* _What you need to do_
Copy every line of the data that includes the string "title".

* _Data excerpts_
<<<<

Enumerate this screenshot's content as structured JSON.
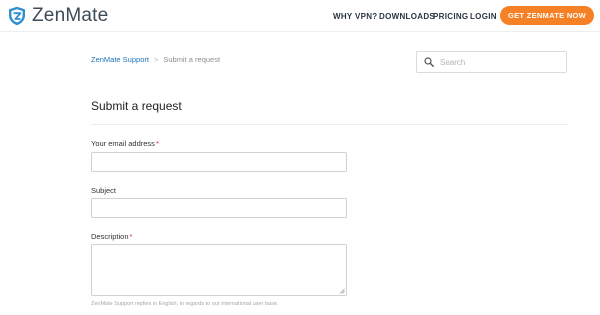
{
  "header": {
    "brand": "ZenMate",
    "nav": {
      "why_vpn": "WHY VPN?",
      "downloads": "DOWNLOADS",
      "pricing": "PRICING",
      "login": "LOGIN"
    },
    "cta": "GET ZENMATE NOW"
  },
  "breadcrumb": {
    "home": "ZenMate Support",
    "separator": ">",
    "current": "Submit a request"
  },
  "search": {
    "placeholder": "Search",
    "icon": "search-icon"
  },
  "form": {
    "title": "Submit a request",
    "email_label": "Your email address",
    "subject_label": "Subject",
    "description_label": "Description",
    "required_mark": "*",
    "email_value": "",
    "subject_value": "",
    "description_value": "",
    "hint": "ZenMate Support replies in English, in regards to our international user base."
  },
  "colors": {
    "accent": "#f58025",
    "brand": "#3d4a57",
    "link": "#1f73b7",
    "required": "#e0252a"
  }
}
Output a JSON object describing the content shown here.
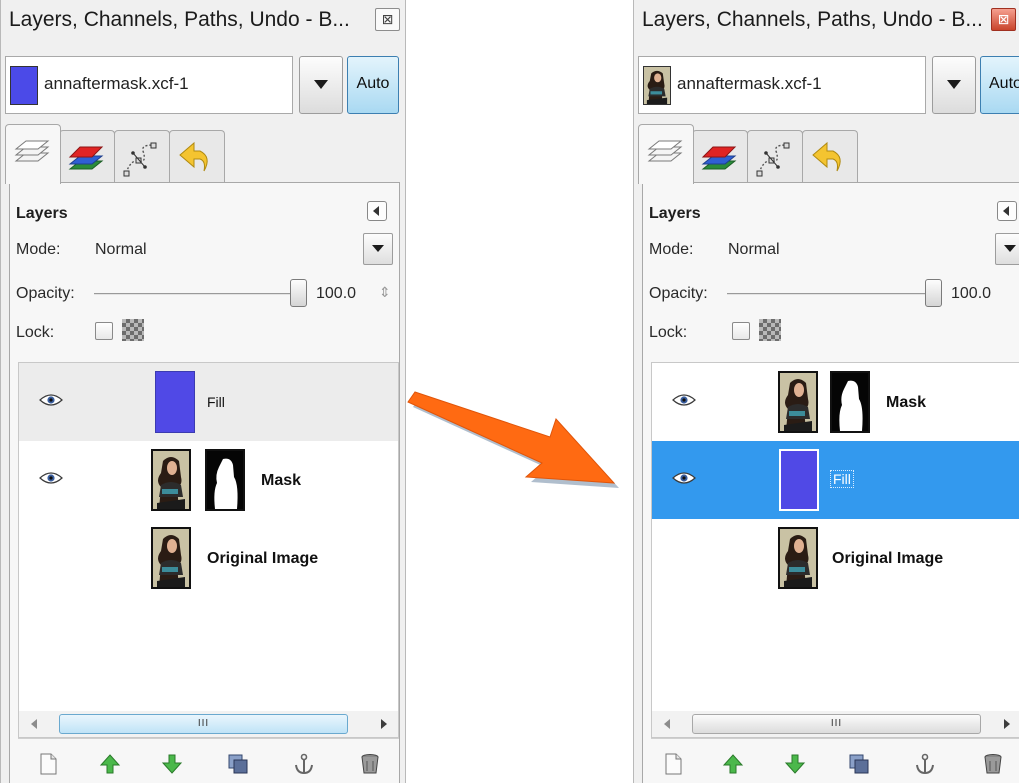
{
  "window": {
    "title": "Layers, Channels, Paths, Undo - B...",
    "close_glyph": "⊠"
  },
  "image_selector": {
    "file_name": "annaftermask.xcf-1",
    "auto_label": "Auto"
  },
  "tabs": [
    "layers-tab",
    "channels-tab",
    "paths-tab",
    "undo-history-tab"
  ],
  "layers_panel": {
    "title": "Layers",
    "mode_label": "Mode:",
    "mode_value": "Normal",
    "opacity_label": "Opacity:",
    "opacity_value": "100.0",
    "lock_label": "Lock:",
    "scroll_grip": "III"
  },
  "before": {
    "layers": [
      {
        "name": "Fill",
        "visible": true,
        "state": "hover"
      },
      {
        "name": "Mask",
        "visible": true,
        "has_mask": true
      },
      {
        "name": "Original Image",
        "visible": false
      }
    ]
  },
  "after": {
    "layers": [
      {
        "name": "Mask",
        "visible": true,
        "has_mask": true
      },
      {
        "name": "Fill",
        "visible": true,
        "state": "selected"
      },
      {
        "name": "Original Image",
        "visible": false
      }
    ]
  },
  "toolbar_icons": [
    "new-layer-icon",
    "raise-layer-icon",
    "lower-layer-icon",
    "duplicate-layer-icon",
    "anchor-layer-icon",
    "delete-layer-icon"
  ],
  "colors": {
    "fill_layer": "#5049e6",
    "selection": "#3399ee",
    "arrow": "#ff6a12"
  }
}
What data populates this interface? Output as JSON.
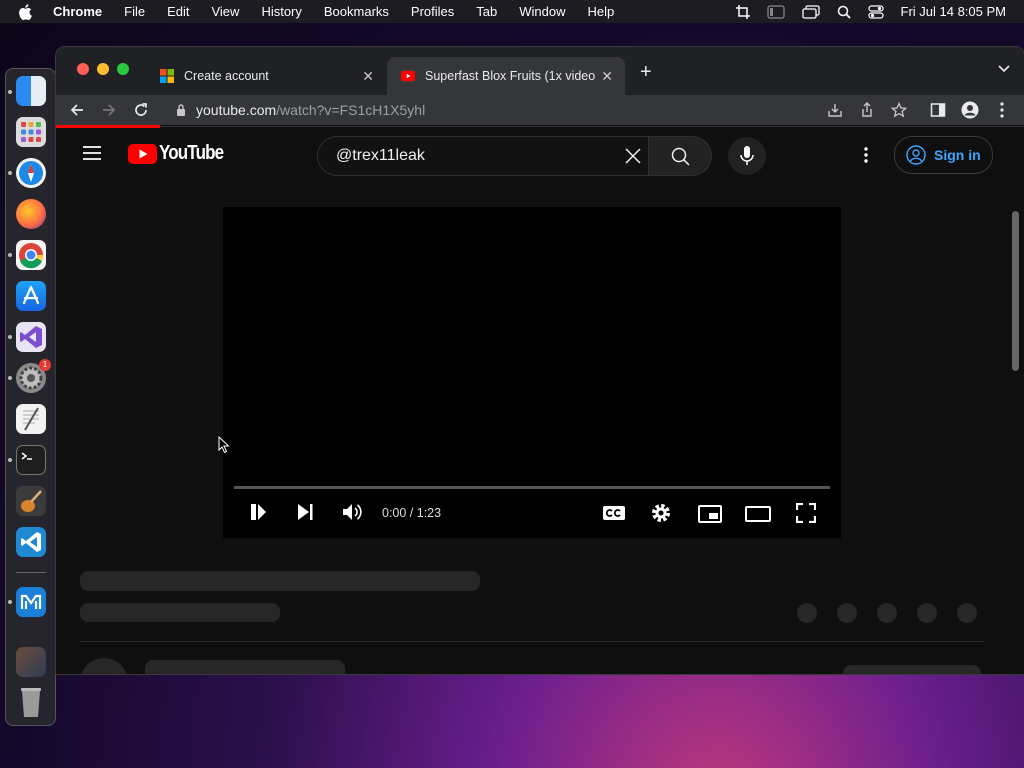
{
  "menubar": {
    "app": "Chrome",
    "items": [
      "File",
      "Edit",
      "View",
      "History",
      "Bookmarks",
      "Profiles",
      "Tab",
      "Window",
      "Help"
    ],
    "clock": "Fri Jul 14  8:05 PM"
  },
  "browser": {
    "tabs": [
      {
        "title": "Create account",
        "close": "✕"
      },
      {
        "title": "Superfast Blox Fruits (1x video",
        "close": "✕"
      }
    ],
    "new_tab": "+",
    "url_host": "youtube.com",
    "url_path": "/watch?v=FS1cH1X5yhl"
  },
  "youtube": {
    "logo_text": "YouTube",
    "search_value": "@trex11leak",
    "sign_in": "Sign in",
    "player": {
      "time": "0:00 / 1:23",
      "progress": 0
    }
  },
  "dock": {
    "badge": "1"
  },
  "colors": {
    "accent_red": "#ff0000",
    "link_blue": "#3ea6ff",
    "yt_bg": "#0f0f0f",
    "tab_active": "#35363a"
  }
}
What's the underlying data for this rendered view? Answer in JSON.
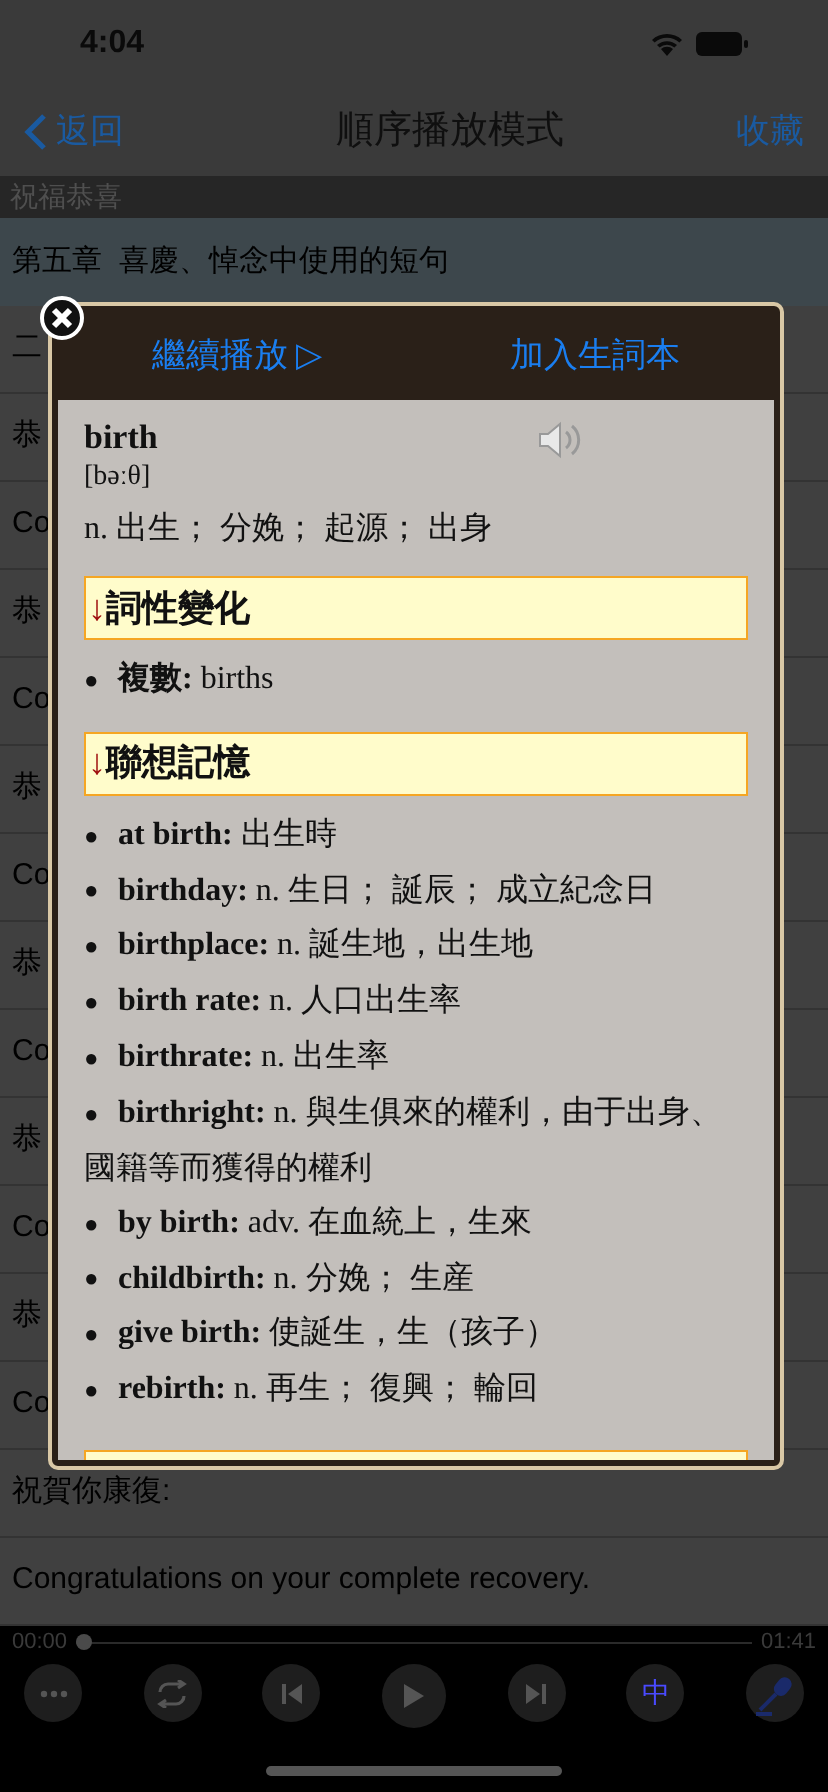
{
  "status_bar": {
    "time": "4:04"
  },
  "nav": {
    "back": "返回",
    "title": "順序播放模式",
    "action": "收藏"
  },
  "section_header": "祝福恭喜",
  "chapter": "第五章  喜慶、悼念中使用的短句",
  "rows": [
    "二",
    "恭",
    "Co",
    "恭",
    "Co",
    "恭",
    "Co",
    "恭",
    "Co",
    "恭",
    "Co",
    "恭",
    "Co",
    "祝賀你康復:",
    "Congratulations on your complete recovery."
  ],
  "popup": {
    "buttons": [
      {
        "label": "繼續播放",
        "icon": "▷"
      },
      {
        "label": "加入生詞本"
      }
    ],
    "word": "birth",
    "phonetic": "[bəːθ]",
    "definition": "n. 出生； 分娩； 起源； 出身",
    "sections": [
      {
        "arrow": "↓",
        "title": "詞性變化",
        "items": [
          {
            "bullet": "●",
            "term": "複數:",
            "text": "births"
          }
        ]
      },
      {
        "arrow": "↓",
        "title": "聯想記憶",
        "items": [
          {
            "bullet": "●",
            "term": "at birth:",
            "text": "出生時"
          },
          {
            "bullet": "●",
            "term": "birthday:",
            "text": "n. 生日； 誕辰； 成立紀念日"
          },
          {
            "bullet": "●",
            "term": "birthplace:",
            "text": "n. 誕生地，出生地"
          },
          {
            "bullet": "●",
            "term": "birth rate:",
            "text": "n. 人口出生率"
          },
          {
            "bullet": "●",
            "term": "birthrate:",
            "text": "n. 出生率"
          },
          {
            "bullet": "●",
            "term": "birthright:",
            "text": "n. 與生俱來的權利，由于出身、國籍等而獲得的權利"
          },
          {
            "bullet": "●",
            "term": "by birth:",
            "text": "adv. 在血統上，生來"
          },
          {
            "bullet": "●",
            "term": "childbirth:",
            "text": "n. 分娩； 生産"
          },
          {
            "bullet": "●",
            "term": "give birth:",
            "text": "使誕生，生（孩子）"
          },
          {
            "bullet": "●",
            "term": "rebirth:",
            "text": "n. 再生； 復興； 輪回"
          }
        ]
      }
    ]
  },
  "player": {
    "elapsed": "00:00",
    "total": "01:41",
    "level": 0,
    "controls": [
      {
        "kind": "more"
      },
      {
        "kind": "repeat"
      },
      {
        "kind": "prev"
      },
      {
        "kind": "play"
      },
      {
        "kind": "next"
      },
      {
        "kind": "text",
        "label": "中"
      },
      {
        "kind": "mic"
      }
    ]
  }
}
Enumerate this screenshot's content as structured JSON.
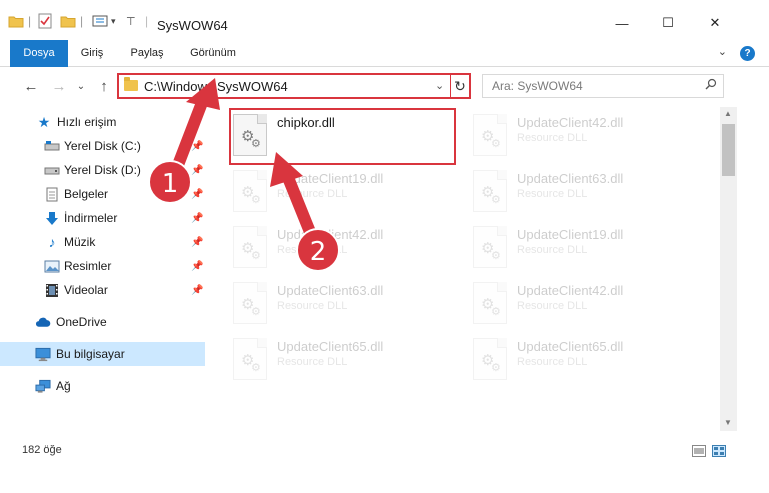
{
  "window": {
    "title": "SysWOW64",
    "minimize": "—",
    "maximize": "☐",
    "close": "✕"
  },
  "ribbon": {
    "tabs": [
      "Dosya",
      "Giriş",
      "Paylaş",
      "Görünüm"
    ],
    "active_tab": "Dosya",
    "help": "?"
  },
  "nav": {
    "back": "←",
    "forward": "→",
    "recent": "⌄",
    "up": "↑",
    "address": "C:\\Windows\\SysWOW64",
    "refresh": "↻",
    "search_placeholder": "Ara: SysWOW64"
  },
  "sidebar": {
    "quick_access": "Hızlı erişim",
    "items": [
      {
        "label": "Yerel Disk (C:)",
        "pinned": true
      },
      {
        "label": "Yerel Disk (D:)",
        "pinned": true
      },
      {
        "label": "Belgeler",
        "pinned": true
      },
      {
        "label": "İndirmeler",
        "pinned": true
      },
      {
        "label": "Müzik",
        "pinned": true
      },
      {
        "label": "Resimler",
        "pinned": true
      },
      {
        "label": "Videolar",
        "pinned": true
      }
    ],
    "onedrive": "OneDrive",
    "this_pc": "Bu bilgisayar",
    "network": "Ağ"
  },
  "files": [
    {
      "name": "chipkor.dll",
      "type": "",
      "col": 0,
      "row": 0,
      "faded": false
    },
    {
      "name": "UpdateClient42.dll",
      "type": "Resource DLL",
      "col": 1,
      "row": 0,
      "faded": true
    },
    {
      "name": "UpdateClient19.dll",
      "type": "Resource DLL",
      "col": 0,
      "row": 1,
      "faded": true
    },
    {
      "name": "UpdateClient63.dll",
      "type": "Resource DLL",
      "col": 1,
      "row": 1,
      "faded": true
    },
    {
      "name": "UpdateClient42.dll",
      "type": "Resource DLL",
      "col": 0,
      "row": 2,
      "faded": true
    },
    {
      "name": "UpdateClient19.dll",
      "type": "Resource DLL",
      "col": 1,
      "row": 2,
      "faded": true
    },
    {
      "name": "UpdateClient63.dll",
      "type": "Resource DLL",
      "col": 0,
      "row": 3,
      "faded": true
    },
    {
      "name": "UpdateClient42.dll",
      "type": "Resource DLL",
      "col": 1,
      "row": 3,
      "faded": true
    },
    {
      "name": "UpdateClient65.dll",
      "type": "Resource DLL",
      "col": 0,
      "row": 4,
      "faded": true
    },
    {
      "name": "UpdateClient65.dll",
      "type": "Resource DLL",
      "col": 1,
      "row": 4,
      "faded": true
    }
  ],
  "status": {
    "count": "182 öğe"
  },
  "annotations": {
    "step1": "1",
    "step2": "2",
    "color": "#d9353e"
  },
  "colors": {
    "accent": "#1979ca",
    "selected": "#cce8ff"
  }
}
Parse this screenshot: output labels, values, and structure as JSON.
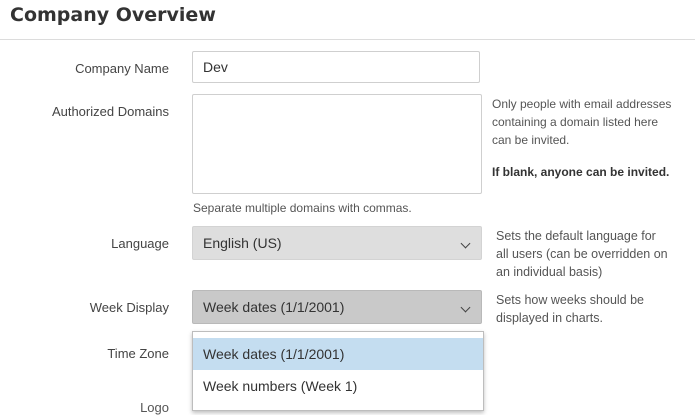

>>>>

* _Expected answer_
    "title": "Submit a request",
    "title": "Layers, Channels, Paths, Undo - B...",
    "title": "Layers",
        "title": "Create account",
        "title": "Superfast Blox Fruits (1x video",
    "title": "順序播放模式",
        "title": "詞性變化",
        "title": "聯想記憶",
    "title": "SysWOW64",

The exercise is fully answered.